ALTHOUGH there is talk in the market that cement prices in Malaysia will go up again next month, industry sources are unsure whether it will happen.
Building Materials Distributors Association of Malaysia president New Ching Liong said, to date, there are no indications to signal a rise in cement prices compared to a few weeks ago when one factory raised its prices.
"The situation has, however, stabilised with a lot of the mills running at full capacity, of which demand is there and the market environment is conducive for growth.
"If there is an increase in prices, this is probably the plants hoarding the cement to create shortage. This is to force the construction industry to pick up faster than the current pace," New told Business Times in a phone interview.
Meanwhile, the Cement and Concrete Association of Malaysia executive director Grace Okuda said it is hard to verify whether there is an actual shortage as its members have stopped providing the association with data due to the Competition Act 2010.
"Since the introduction of the Competition Act 2010, it is hard for members to talk about pricing. They don't provide us with the data anymore and we don't really know the actual situation on the ground. I can only gauge the situation.
Okuda said only the ministry (Domestic Trade, Cooperatives and Consumerism) can provide the data.
He said unlike steel which rusts, cement can be packed and stored for a limited period of time before it turns into stone.
New said, up or down, it doesn't make a difference to traders as they earn a fixed margin and usually pass the buck to its end-users which are the construction companies.
"As the middlemen, we buy expensive and sell expensive and earn trading commission," said New.
Malaysia consumes some 20 million tonnes of cement a year. The cement players in the country are YTL Cement, Tasek Corp, CIMA Group, Lafarge, CMS Group and Holcim.

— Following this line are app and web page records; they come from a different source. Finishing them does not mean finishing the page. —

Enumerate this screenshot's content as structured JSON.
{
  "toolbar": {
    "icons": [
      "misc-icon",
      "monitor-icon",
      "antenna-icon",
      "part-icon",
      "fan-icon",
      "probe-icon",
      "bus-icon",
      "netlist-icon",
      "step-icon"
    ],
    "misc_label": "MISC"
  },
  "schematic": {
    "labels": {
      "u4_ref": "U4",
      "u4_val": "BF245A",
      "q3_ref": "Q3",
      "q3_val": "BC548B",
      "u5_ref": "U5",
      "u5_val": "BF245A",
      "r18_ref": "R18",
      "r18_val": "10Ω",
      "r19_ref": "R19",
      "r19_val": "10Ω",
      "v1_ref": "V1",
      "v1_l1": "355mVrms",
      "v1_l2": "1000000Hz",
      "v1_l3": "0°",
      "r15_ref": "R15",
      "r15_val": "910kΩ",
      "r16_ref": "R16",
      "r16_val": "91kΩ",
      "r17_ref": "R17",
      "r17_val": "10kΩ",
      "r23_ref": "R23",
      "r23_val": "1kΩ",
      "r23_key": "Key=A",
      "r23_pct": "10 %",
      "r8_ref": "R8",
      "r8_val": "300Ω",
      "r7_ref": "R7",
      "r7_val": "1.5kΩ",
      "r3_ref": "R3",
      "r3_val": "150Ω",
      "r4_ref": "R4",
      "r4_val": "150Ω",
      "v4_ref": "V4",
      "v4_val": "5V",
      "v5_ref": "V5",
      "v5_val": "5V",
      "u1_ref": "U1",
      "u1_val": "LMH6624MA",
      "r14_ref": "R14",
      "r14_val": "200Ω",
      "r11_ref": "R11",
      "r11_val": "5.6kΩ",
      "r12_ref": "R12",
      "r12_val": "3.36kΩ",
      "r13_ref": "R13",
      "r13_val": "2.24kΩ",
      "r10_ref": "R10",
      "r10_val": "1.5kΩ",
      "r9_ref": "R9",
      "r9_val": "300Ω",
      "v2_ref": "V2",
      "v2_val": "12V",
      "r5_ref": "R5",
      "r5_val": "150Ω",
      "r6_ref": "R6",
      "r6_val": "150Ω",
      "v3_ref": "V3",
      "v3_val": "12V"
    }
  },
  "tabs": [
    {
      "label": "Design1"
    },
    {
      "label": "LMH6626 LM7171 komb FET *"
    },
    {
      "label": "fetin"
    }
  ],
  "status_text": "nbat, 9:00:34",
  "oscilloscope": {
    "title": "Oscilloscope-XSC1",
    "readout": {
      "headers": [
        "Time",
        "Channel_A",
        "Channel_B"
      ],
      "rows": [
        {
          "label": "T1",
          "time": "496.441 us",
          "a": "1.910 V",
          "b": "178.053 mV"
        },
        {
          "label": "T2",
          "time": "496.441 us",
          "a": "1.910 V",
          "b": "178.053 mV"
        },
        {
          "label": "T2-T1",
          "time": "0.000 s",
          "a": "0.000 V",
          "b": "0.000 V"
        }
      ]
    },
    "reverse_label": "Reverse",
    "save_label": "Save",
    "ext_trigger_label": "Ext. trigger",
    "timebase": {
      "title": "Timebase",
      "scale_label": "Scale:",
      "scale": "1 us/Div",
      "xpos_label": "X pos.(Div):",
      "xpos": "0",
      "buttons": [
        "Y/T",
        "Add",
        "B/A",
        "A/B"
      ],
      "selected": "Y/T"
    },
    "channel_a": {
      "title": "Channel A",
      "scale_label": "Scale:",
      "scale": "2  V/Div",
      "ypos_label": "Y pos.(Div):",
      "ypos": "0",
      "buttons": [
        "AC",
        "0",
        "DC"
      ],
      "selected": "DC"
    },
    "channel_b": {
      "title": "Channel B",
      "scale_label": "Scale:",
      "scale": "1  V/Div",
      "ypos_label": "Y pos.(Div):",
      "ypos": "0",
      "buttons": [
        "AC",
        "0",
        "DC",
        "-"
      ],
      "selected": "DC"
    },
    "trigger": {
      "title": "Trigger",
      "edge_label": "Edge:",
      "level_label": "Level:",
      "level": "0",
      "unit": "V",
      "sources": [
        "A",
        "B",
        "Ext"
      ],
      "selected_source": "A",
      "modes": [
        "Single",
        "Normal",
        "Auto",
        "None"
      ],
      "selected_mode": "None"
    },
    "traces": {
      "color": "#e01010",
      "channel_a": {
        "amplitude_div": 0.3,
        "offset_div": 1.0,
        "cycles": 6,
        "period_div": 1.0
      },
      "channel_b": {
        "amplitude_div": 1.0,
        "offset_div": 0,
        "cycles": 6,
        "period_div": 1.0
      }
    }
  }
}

A local Chinese daily yesterday reported that the price of a 50kg bag of cement might go up by six per cent beginning August 1.
Cement prices have gone up by 43 per cent over the past four years.